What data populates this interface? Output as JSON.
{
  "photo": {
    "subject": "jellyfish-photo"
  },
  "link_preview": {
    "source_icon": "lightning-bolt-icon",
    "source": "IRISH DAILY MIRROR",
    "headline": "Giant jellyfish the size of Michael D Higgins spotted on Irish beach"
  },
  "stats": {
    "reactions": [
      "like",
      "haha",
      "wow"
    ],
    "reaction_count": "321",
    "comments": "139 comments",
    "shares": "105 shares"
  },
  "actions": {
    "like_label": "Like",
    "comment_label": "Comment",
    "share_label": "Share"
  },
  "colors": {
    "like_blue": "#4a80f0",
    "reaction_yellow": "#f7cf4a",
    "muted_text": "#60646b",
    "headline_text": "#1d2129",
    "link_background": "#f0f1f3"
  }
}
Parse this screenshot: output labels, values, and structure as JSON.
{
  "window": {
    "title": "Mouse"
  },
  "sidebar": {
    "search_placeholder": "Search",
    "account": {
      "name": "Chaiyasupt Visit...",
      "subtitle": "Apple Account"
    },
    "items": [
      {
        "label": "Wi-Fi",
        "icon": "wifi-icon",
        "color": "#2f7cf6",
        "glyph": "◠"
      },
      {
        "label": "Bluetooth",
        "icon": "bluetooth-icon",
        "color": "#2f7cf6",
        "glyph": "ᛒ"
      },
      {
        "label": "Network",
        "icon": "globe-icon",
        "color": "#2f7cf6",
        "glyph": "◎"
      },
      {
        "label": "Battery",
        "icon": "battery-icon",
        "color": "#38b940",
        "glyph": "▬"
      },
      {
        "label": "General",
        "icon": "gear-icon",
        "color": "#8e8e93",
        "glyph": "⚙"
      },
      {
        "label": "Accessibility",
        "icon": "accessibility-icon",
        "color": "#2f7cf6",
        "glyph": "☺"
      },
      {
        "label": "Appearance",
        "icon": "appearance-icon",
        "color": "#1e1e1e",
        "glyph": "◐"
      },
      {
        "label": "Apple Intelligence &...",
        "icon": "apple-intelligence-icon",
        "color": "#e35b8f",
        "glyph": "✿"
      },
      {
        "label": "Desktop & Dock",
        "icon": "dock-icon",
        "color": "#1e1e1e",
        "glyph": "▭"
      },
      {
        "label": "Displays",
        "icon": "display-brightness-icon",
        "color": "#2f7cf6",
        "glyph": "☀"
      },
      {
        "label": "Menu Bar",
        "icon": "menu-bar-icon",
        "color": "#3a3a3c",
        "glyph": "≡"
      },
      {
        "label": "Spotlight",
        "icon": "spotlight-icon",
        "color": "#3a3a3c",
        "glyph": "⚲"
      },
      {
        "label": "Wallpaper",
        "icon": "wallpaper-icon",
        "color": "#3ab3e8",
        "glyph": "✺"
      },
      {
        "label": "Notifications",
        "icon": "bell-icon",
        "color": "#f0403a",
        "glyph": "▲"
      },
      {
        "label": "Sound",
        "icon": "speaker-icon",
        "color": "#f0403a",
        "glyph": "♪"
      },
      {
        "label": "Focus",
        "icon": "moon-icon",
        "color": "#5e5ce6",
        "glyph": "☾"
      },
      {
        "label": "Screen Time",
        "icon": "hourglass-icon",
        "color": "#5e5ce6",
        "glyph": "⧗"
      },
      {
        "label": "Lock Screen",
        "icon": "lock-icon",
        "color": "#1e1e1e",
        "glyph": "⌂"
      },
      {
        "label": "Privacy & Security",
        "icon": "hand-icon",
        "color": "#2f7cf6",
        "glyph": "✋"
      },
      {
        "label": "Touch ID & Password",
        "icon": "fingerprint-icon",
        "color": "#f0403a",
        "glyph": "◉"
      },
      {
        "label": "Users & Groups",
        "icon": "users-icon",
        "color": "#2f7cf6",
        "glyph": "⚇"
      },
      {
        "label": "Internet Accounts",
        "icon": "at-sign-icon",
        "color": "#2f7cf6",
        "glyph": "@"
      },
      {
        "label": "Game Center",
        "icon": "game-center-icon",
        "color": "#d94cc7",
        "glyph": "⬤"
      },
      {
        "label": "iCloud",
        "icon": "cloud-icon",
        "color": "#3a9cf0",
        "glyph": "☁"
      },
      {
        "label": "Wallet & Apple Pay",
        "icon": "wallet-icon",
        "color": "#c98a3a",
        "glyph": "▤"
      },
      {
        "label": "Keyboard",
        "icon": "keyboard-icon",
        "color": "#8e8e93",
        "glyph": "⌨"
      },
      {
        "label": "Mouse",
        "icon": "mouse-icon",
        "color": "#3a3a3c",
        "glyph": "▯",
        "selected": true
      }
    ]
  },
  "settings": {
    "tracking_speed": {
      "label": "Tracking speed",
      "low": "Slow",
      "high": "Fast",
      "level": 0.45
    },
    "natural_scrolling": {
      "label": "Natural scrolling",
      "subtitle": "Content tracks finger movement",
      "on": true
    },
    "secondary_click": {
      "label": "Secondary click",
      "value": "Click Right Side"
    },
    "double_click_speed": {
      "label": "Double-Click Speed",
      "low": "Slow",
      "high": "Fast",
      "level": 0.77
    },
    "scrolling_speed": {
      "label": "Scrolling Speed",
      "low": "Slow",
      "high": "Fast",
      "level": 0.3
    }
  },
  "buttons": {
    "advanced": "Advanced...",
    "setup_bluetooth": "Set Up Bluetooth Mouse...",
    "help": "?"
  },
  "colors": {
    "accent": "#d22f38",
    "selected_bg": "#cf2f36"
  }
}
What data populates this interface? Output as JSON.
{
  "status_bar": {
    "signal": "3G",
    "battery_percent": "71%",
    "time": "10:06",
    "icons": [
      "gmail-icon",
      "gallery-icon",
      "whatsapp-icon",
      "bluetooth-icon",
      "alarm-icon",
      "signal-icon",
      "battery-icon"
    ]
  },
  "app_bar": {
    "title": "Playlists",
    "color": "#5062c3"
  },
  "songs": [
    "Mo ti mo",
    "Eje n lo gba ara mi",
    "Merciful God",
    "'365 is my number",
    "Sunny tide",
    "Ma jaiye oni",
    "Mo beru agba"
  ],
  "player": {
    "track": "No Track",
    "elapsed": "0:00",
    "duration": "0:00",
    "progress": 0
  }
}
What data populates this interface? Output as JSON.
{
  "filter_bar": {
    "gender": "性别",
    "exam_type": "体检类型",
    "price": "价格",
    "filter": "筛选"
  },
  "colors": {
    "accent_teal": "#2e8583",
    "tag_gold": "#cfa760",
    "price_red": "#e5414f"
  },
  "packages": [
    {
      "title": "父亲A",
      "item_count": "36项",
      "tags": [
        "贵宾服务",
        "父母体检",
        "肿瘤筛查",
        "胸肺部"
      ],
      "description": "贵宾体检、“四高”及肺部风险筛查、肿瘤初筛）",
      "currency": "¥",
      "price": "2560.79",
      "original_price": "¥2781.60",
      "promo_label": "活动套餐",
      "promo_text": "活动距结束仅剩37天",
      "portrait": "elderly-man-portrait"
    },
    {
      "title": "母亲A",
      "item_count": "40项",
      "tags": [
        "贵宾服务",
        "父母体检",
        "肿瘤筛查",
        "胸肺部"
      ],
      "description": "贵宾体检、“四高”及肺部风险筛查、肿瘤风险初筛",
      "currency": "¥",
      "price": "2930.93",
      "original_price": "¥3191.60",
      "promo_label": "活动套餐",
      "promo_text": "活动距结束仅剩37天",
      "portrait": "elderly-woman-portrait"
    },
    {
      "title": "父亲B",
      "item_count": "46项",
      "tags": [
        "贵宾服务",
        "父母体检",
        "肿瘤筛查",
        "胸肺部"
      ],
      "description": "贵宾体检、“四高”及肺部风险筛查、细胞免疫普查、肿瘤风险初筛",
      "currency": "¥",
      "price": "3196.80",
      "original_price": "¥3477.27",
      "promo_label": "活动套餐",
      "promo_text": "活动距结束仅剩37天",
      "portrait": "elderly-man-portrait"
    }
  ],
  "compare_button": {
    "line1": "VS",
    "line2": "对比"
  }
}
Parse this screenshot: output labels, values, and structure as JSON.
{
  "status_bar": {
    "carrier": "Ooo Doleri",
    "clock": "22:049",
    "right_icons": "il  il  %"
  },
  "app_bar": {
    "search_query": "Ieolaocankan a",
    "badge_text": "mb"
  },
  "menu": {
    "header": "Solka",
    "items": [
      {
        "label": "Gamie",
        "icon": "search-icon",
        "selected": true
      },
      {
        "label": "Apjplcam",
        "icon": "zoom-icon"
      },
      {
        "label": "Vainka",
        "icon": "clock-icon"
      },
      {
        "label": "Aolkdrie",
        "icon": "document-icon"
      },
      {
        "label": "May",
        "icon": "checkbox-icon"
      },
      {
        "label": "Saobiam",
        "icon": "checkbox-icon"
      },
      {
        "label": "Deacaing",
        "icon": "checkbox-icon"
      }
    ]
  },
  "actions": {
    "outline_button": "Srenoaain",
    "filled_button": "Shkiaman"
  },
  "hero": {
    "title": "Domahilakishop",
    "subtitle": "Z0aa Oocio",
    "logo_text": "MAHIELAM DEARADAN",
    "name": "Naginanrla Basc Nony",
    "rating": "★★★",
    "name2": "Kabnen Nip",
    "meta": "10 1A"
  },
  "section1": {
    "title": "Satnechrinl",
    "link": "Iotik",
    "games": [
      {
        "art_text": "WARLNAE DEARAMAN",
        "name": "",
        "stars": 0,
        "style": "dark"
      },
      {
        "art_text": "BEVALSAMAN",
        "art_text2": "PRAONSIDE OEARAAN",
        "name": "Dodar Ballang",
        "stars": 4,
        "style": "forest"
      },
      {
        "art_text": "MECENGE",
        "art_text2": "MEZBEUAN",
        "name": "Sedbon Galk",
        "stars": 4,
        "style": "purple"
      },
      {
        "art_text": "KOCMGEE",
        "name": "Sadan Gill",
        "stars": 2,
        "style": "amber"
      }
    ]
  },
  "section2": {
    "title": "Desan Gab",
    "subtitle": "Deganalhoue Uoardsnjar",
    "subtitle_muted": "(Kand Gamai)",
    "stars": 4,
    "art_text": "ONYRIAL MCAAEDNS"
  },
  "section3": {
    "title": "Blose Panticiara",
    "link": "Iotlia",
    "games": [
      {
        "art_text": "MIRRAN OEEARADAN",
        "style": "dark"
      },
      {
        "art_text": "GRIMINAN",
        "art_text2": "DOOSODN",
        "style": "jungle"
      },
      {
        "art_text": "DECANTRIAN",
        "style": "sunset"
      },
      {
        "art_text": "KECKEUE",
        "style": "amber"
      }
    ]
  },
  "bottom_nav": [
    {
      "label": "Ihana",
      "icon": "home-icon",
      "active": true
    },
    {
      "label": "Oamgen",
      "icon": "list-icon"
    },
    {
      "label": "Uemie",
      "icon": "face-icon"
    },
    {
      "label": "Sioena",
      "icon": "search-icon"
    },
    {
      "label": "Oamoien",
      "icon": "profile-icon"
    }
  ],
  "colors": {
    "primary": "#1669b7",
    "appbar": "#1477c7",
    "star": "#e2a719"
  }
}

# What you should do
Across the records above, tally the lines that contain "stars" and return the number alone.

# Output below
5